=== What the exercise asks ===
Write the entries out again in full and unchanged, dropping every image.

Records for this task Block Start

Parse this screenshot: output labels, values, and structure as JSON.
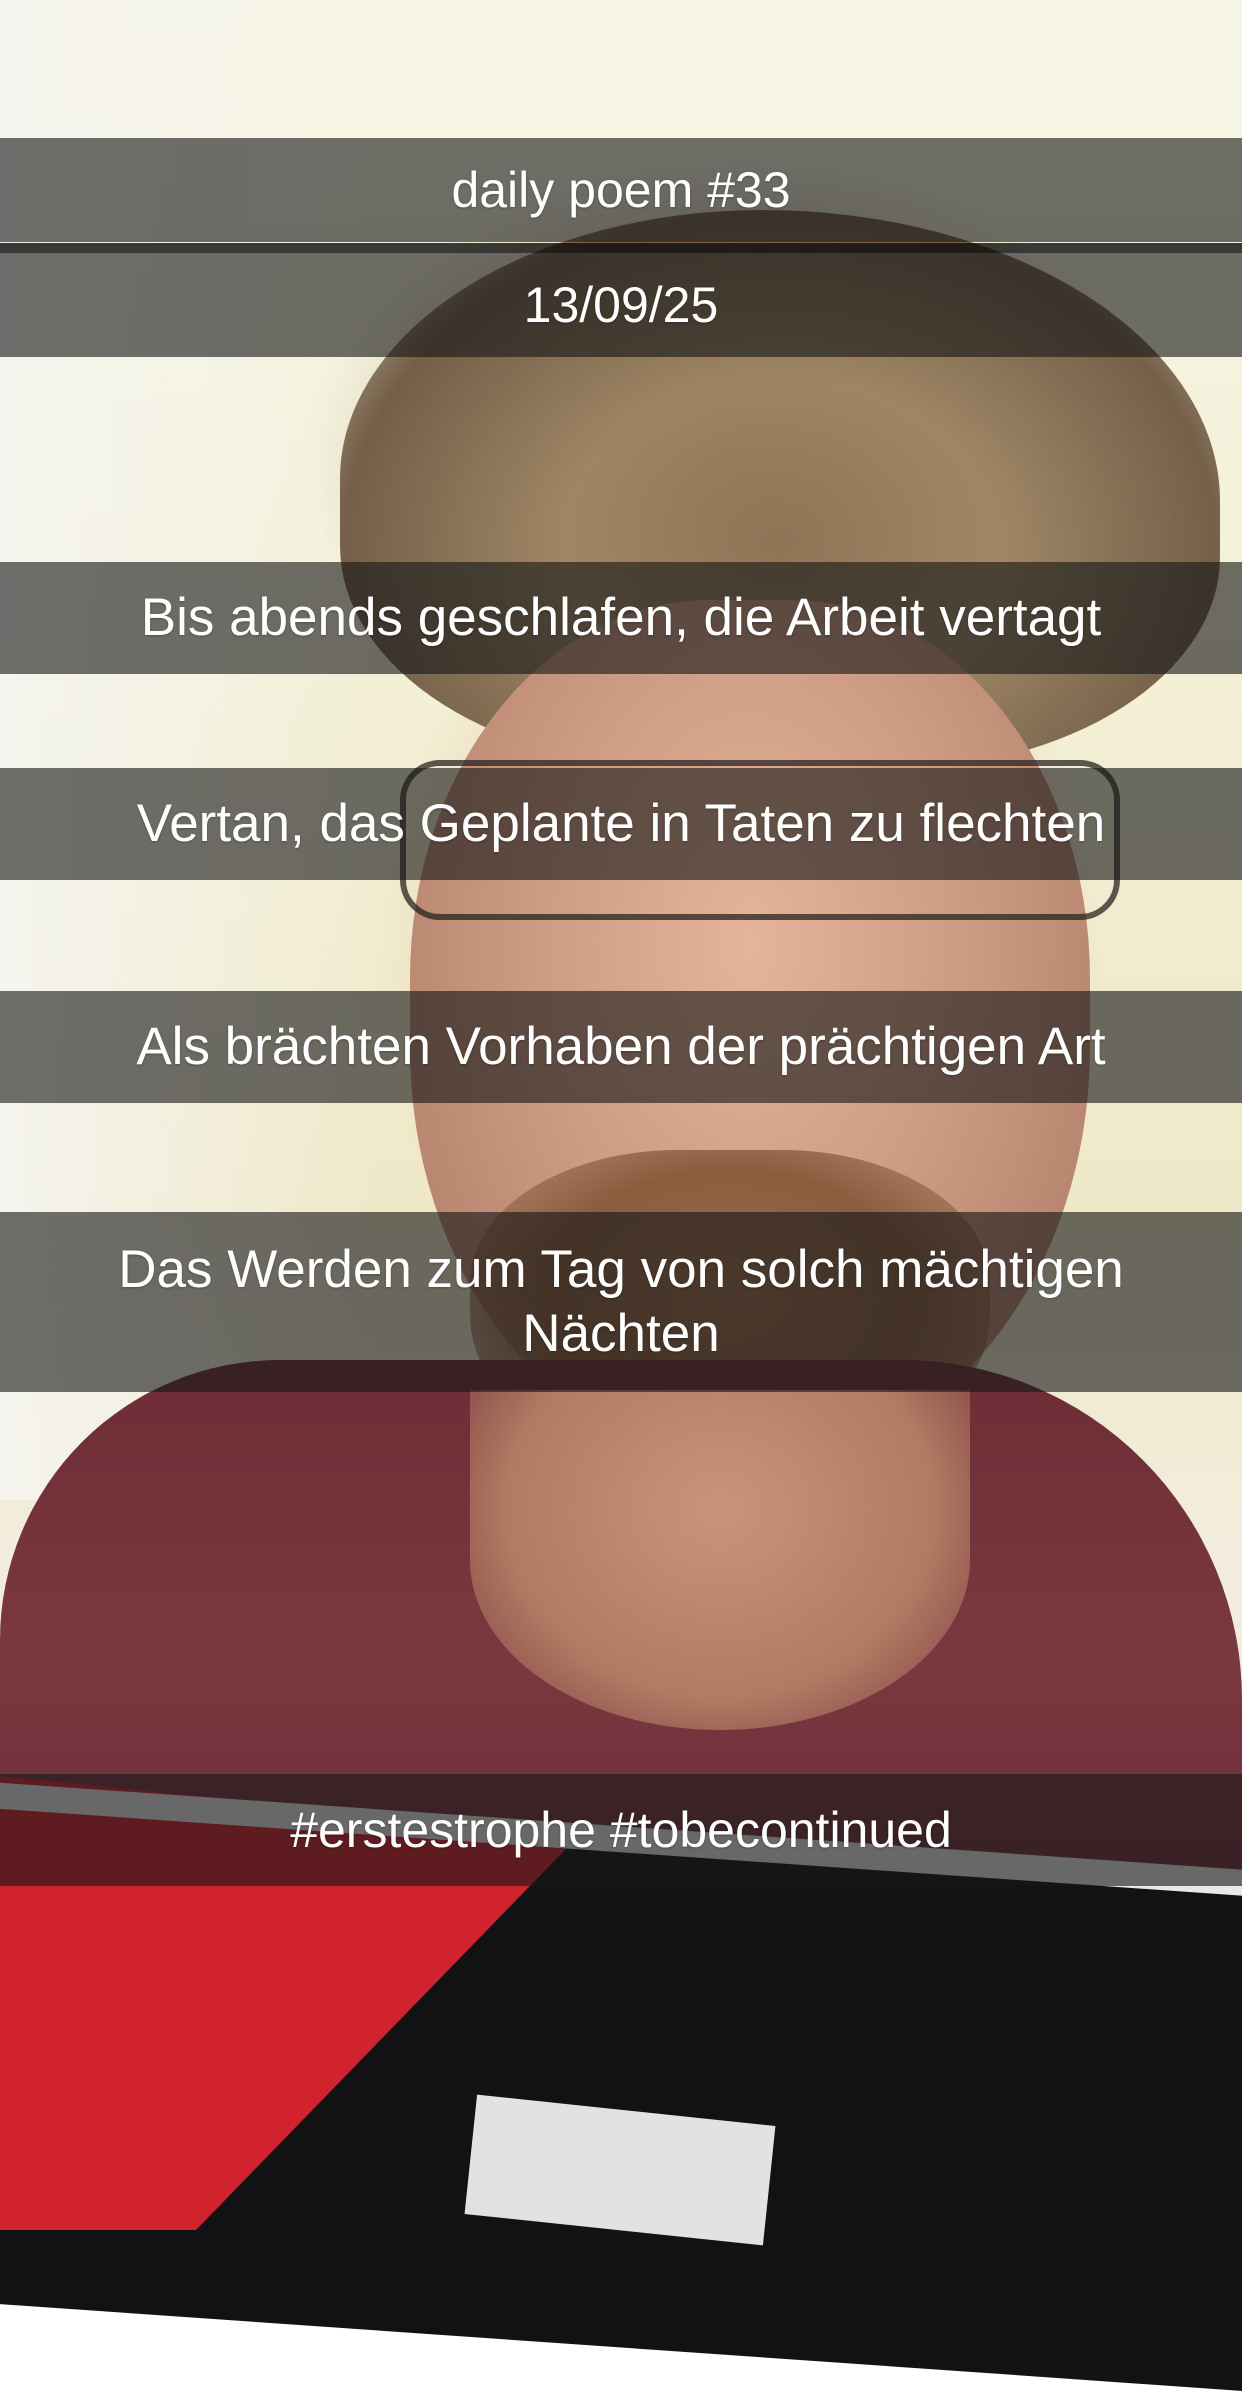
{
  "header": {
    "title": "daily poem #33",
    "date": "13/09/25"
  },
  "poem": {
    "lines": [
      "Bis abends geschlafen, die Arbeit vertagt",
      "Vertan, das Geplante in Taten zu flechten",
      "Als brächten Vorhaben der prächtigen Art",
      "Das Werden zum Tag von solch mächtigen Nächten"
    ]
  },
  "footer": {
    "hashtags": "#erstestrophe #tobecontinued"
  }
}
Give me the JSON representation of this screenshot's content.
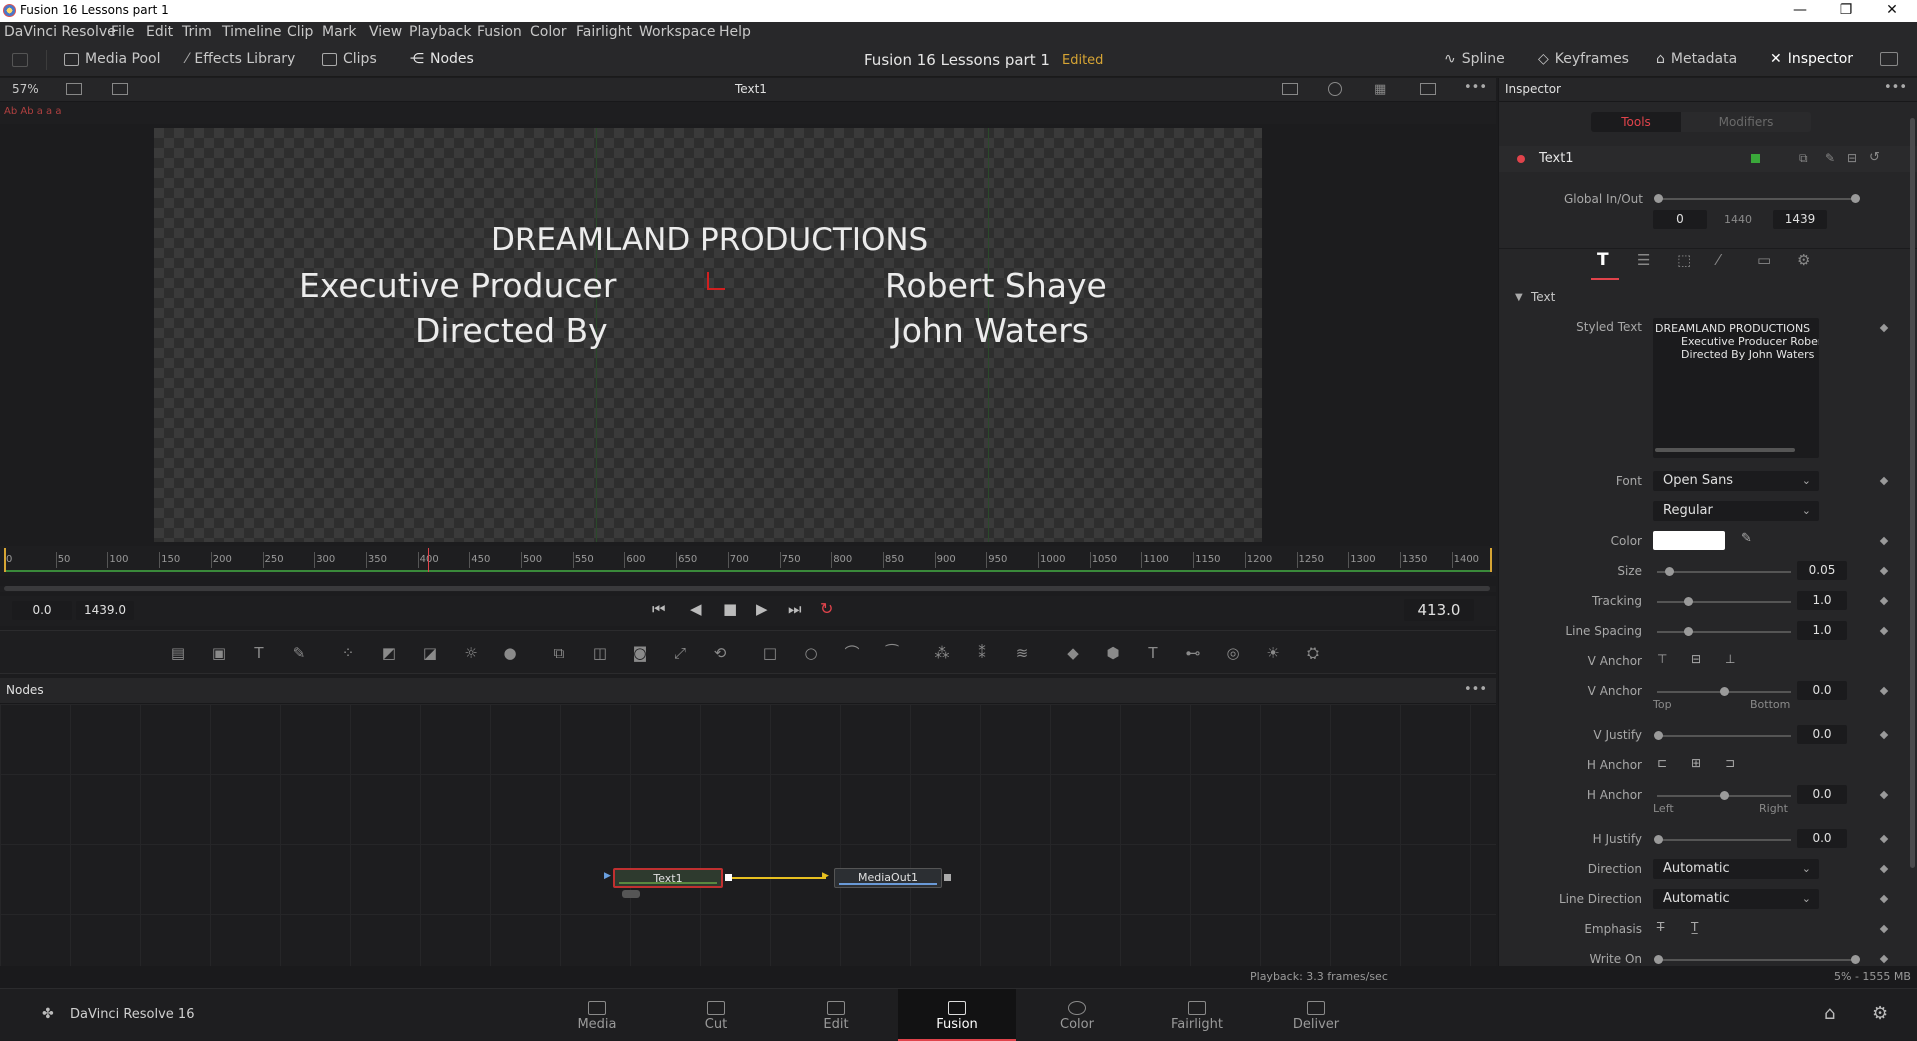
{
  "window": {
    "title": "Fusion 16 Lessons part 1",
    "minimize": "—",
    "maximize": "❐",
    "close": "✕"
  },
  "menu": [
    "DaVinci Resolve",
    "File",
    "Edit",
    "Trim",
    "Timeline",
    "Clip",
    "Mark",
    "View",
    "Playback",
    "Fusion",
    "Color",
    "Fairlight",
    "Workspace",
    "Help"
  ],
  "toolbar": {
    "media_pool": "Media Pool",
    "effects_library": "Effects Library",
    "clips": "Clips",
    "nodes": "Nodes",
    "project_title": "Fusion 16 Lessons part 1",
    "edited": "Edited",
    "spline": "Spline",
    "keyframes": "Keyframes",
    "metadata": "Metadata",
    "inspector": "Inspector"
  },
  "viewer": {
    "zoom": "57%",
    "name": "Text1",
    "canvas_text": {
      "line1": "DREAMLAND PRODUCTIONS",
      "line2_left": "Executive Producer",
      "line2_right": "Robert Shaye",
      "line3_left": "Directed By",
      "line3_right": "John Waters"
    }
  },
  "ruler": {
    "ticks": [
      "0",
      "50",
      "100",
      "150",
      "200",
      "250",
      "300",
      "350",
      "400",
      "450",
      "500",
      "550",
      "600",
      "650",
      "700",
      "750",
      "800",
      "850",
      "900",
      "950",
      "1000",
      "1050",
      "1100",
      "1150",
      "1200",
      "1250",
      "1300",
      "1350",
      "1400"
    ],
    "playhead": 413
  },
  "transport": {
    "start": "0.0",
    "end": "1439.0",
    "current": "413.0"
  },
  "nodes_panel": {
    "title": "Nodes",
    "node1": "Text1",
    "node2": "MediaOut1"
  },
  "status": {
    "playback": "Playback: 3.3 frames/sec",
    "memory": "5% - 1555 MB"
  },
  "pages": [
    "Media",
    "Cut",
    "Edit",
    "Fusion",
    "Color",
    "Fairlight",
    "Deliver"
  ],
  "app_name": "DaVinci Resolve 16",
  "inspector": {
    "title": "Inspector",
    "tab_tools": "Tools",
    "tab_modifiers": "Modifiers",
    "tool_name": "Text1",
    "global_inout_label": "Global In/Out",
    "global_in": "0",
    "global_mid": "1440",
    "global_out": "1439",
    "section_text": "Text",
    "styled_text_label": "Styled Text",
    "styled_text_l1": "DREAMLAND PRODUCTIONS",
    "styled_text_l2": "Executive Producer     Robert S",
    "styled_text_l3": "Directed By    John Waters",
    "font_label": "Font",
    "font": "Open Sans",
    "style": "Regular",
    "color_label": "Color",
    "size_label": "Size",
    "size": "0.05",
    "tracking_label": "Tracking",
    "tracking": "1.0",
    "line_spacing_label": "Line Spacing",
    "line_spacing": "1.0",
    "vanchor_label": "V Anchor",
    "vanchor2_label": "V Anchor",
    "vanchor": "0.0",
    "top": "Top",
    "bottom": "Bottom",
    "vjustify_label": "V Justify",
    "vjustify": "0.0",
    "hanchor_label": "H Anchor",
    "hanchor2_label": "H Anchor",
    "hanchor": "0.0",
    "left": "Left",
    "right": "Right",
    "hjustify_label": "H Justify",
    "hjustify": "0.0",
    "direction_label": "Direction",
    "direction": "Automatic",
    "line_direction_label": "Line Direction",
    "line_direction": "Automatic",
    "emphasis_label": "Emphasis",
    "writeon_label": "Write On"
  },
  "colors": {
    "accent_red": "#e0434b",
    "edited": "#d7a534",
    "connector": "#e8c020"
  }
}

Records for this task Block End

=== Solved exercise ===
Parse this screenshot: output labels, values, and structure as JSON.
{
  "header": {
    "title": "daily poem #33",
    "date": "13/09/25"
  },
  "poem": {
    "lines": [
      "Bis abends geschlafen, die Arbeit vertagt",
      "Vertan, das Geplante in Taten zu flechten",
      "Als brächten Vorhaben der prächtigen Art",
      "Das Werden zum Tag von solch mächtigen Nächten"
    ]
  },
  "footer": {
    "hashtags": "#erstestrophe #tobecontinued"
  }
}
Give me the JSON representation of this screenshot's content.
{
  "window": {
    "title": "Fusion 16 Lessons part 1",
    "minimize": "—",
    "maximize": "❐",
    "close": "✕"
  },
  "menu": [
    "DaVinci Resolve",
    "File",
    "Edit",
    "Trim",
    "Timeline",
    "Clip",
    "Mark",
    "View",
    "Playback",
    "Fusion",
    "Color",
    "Fairlight",
    "Workspace",
    "Help"
  ],
  "toolbar": {
    "media_pool": "Media Pool",
    "effects_library": "Effects Library",
    "clips": "Clips",
    "nodes": "Nodes",
    "project_title": "Fusion 16 Lessons part 1",
    "edited": "Edited",
    "spline": "Spline",
    "keyframes": "Keyframes",
    "metadata": "Metadata",
    "inspector": "Inspector"
  },
  "viewer": {
    "zoom": "57%",
    "name": "Text1",
    "canvas_text": {
      "line1": "DREAMLAND PRODUCTIONS",
      "line2_left": "Executive Producer",
      "line2_right": "Robert Shaye",
      "line3_left": "Directed By",
      "line3_right": "John Waters"
    }
  },
  "ruler": {
    "ticks": [
      "0",
      "50",
      "100",
      "150",
      "200",
      "250",
      "300",
      "350",
      "400",
      "450",
      "500",
      "550",
      "600",
      "650",
      "700",
      "750",
      "800",
      "850",
      "900",
      "950",
      "1000",
      "1050",
      "1100",
      "1150",
      "1200",
      "1250",
      "1300",
      "1350",
      "1400"
    ],
    "playhead": 413
  },
  "transport": {
    "start": "0.0",
    "end": "1439.0",
    "current": "413.0"
  },
  "nodes_panel": {
    "title": "Nodes",
    "node1": "Text1",
    "node2": "MediaOut1"
  },
  "status": {
    "playback": "Playback: 3.3 frames/sec",
    "memory": "5% - 1555 MB"
  },
  "pages": [
    "Media",
    "Cut",
    "Edit",
    "Fusion",
    "Color",
    "Fairlight",
    "Deliver"
  ],
  "app_name": "DaVinci Resolve 16",
  "inspector": {
    "title": "Inspector",
    "tab_tools": "Tools",
    "tab_modifiers": "Modifiers",
    "tool_name": "Text1",
    "global_inout_label": "Global In/Out",
    "global_in": "0",
    "global_mid": "1440",
    "global_out": "1439",
    "section_text": "Text",
    "styled_text_label": "Styled Text",
    "styled_text_l1": "DREAMLAND PRODUCTIONS",
    "styled_text_l2": "Executive Producer     Robert S",
    "styled_text_l3": "Directed By    John Waters",
    "font_label": "Font",
    "font": "Open Sans",
    "style": "Regular",
    "color_label": "Color",
    "size_label": "Size",
    "size": "0.05",
    "tracking_label": "Tracking",
    "tracking": "1.0",
    "line_spacing_label": "Line Spacing",
    "line_spacing": "1.0",
    "vanchor_label": "V Anchor",
    "vanchor2_label": "V Anchor",
    "vanchor": "0.0",
    "top": "Top",
    "bottom": "Bottom",
    "vjustify_label": "V Justify",
    "vjustify": "0.0",
    "hanchor_label": "H Anchor",
    "hanchor2_label": "H Anchor",
    "hanchor": "0.0",
    "left": "Left",
    "right": "Right",
    "hjustify_label": "H Justify",
    "hjustify": "0.0",
    "direction_label": "Direction",
    "direction": "Automatic",
    "line_direction_label": "Line Direction",
    "line_direction": "Automatic",
    "emphasis_label": "Emphasis",
    "writeon_label": "Write On"
  },
  "colors": {
    "accent_red": "#e0434b",
    "edited": "#d7a534",
    "connector": "#e8c020"
  }
}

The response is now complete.